“I have been fortunate to have been elected a trustee and have also served as Constable of the Town and Manor for three years.
“As a current trustee, I strive to maintain and improve the Town and Manor Charity for the benefits of the present and future inhabitants of Hungerford. I therefore, ask for you for your continued support.”
Greg Furr: He said: “Aided by over 40 years’ experience in business I have been associated with the Town and Manor of Hungerford for 15 years, including three years as Constable and chairman of the trustees.
“I believe it’s important to support the unique traditions of Hungerford and to ensure that the commoners’ assets are protected and maintained for the benefit of the town.”
Jonathan Welfare: He said: “I would very much wish to be able to contribute such skills and experience as I have to the government of the Town and Manor and to the community in which I live.
“These include over 40 years as a trustee of many charities; also direct experience of estate management; restoration and commercial management of historic buildings; conservation of natural habitats, financial and investment management. A committee member of Hungerford Historical Association for many years and until recently a commoner.”
Fiona Hobson: Comes from a local family with a long-standing history of service to Hungerford and, in particular, to the Town and Manor of Hungerford.

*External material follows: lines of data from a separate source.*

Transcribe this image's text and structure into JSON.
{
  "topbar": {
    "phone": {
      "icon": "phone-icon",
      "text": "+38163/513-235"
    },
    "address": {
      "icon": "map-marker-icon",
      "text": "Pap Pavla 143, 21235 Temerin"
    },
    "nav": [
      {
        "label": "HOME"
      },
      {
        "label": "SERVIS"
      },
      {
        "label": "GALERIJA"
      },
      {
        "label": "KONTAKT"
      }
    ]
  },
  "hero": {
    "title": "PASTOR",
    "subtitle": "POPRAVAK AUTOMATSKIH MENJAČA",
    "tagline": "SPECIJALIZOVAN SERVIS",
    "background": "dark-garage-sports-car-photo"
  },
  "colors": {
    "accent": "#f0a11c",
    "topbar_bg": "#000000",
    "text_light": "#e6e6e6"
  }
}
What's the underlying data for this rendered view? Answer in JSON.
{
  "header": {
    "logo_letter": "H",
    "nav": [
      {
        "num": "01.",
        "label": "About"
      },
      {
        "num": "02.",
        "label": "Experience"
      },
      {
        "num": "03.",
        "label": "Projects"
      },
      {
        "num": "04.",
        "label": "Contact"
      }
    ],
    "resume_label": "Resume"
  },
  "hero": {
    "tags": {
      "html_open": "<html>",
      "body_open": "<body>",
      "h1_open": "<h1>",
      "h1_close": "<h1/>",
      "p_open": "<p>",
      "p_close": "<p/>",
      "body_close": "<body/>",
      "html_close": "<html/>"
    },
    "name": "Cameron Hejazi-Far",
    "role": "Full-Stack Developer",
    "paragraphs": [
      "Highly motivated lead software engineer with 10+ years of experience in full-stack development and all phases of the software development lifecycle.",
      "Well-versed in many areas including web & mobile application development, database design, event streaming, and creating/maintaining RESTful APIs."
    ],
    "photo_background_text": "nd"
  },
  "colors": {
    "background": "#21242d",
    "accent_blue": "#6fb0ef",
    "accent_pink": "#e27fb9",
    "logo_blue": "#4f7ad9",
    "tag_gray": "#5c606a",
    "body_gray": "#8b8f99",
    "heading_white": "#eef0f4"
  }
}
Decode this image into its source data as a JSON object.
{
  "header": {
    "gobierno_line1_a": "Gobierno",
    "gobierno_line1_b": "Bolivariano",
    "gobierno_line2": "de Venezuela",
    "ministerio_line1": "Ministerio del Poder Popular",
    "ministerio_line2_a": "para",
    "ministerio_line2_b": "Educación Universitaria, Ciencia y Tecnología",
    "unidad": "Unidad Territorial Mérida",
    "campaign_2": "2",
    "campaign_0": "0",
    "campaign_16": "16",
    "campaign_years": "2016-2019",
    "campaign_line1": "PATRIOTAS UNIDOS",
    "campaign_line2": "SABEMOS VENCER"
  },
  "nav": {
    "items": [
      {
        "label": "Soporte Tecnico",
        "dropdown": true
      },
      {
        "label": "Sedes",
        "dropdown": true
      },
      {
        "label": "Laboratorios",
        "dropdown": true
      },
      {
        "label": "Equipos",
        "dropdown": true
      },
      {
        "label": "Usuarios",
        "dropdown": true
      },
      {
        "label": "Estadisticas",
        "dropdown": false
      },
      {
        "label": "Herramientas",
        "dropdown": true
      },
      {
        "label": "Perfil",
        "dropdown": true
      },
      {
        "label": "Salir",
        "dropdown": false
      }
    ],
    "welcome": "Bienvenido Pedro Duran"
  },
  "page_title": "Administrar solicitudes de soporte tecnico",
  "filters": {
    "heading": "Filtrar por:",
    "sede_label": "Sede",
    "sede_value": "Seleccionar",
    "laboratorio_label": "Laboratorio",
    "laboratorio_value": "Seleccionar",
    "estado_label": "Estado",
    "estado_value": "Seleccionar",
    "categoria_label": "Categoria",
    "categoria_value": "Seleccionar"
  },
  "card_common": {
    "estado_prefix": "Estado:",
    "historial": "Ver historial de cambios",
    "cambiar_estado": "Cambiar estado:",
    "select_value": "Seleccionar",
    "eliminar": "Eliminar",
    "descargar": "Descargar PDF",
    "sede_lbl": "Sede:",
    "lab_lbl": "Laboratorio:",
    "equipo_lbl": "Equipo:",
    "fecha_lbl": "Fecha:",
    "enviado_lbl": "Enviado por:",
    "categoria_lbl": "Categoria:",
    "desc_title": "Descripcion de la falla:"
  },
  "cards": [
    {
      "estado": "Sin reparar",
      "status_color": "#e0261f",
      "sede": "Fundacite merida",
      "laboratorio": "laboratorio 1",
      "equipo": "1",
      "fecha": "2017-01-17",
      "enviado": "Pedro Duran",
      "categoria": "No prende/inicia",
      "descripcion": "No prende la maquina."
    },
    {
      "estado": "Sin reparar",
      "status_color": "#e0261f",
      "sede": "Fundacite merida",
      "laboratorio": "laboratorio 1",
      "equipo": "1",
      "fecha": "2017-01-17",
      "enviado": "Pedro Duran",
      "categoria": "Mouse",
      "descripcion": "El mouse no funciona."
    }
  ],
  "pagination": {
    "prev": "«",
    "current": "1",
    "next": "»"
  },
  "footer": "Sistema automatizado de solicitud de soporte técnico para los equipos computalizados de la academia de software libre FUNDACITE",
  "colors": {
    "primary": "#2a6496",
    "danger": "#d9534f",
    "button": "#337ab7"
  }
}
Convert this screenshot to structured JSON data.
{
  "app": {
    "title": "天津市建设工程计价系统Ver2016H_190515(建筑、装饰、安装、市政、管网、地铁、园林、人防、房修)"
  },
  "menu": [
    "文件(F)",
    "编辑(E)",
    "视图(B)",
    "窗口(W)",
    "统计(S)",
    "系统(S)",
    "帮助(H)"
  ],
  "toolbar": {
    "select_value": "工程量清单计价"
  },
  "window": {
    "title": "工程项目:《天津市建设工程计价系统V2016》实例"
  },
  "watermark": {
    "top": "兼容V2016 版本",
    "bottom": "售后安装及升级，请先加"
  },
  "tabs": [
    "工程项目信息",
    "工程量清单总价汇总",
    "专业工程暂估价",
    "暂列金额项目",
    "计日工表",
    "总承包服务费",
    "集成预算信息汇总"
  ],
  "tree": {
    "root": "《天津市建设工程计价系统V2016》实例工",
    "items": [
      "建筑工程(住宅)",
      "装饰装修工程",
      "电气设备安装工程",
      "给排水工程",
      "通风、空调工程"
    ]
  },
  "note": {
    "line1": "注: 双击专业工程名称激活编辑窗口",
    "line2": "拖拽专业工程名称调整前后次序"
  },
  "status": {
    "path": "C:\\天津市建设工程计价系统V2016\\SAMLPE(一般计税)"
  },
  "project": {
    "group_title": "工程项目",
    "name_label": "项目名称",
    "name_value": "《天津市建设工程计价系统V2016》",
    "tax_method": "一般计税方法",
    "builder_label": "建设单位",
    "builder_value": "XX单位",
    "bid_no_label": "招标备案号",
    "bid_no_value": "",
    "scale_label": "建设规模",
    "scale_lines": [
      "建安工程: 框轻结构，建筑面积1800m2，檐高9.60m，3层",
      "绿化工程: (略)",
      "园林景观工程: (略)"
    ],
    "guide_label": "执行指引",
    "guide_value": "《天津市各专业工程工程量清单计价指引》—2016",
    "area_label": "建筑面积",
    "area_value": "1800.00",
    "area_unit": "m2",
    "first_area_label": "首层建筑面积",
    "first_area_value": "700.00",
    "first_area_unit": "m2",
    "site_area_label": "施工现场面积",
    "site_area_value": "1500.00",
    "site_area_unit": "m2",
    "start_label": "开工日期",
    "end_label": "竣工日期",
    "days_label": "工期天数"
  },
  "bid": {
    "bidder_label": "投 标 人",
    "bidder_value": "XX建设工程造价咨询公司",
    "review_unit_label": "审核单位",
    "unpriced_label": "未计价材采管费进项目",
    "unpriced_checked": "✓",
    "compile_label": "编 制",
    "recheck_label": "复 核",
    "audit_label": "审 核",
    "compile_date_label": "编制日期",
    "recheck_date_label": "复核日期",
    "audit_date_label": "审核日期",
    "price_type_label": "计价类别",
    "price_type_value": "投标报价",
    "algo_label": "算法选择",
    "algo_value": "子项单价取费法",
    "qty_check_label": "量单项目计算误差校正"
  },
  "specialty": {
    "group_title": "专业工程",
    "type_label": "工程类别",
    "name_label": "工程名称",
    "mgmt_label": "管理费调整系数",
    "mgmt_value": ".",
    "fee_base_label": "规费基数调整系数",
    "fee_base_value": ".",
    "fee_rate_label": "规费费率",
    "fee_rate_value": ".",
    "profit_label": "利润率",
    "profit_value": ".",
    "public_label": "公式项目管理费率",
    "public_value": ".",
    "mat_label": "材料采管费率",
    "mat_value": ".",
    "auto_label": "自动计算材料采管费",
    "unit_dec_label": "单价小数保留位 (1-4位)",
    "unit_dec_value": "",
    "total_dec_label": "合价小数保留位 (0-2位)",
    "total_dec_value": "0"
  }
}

She said: “I’m involved in community events, Chamber of Commerce, Town Team Hungerford and I am the present secretary of Hungerford United Reformed Church. I would welcome the opportunity to represent the community as a trustee of the Town and Manor, particularly to encourage the younger generation to appreciate our heritage and protect our unique environment.”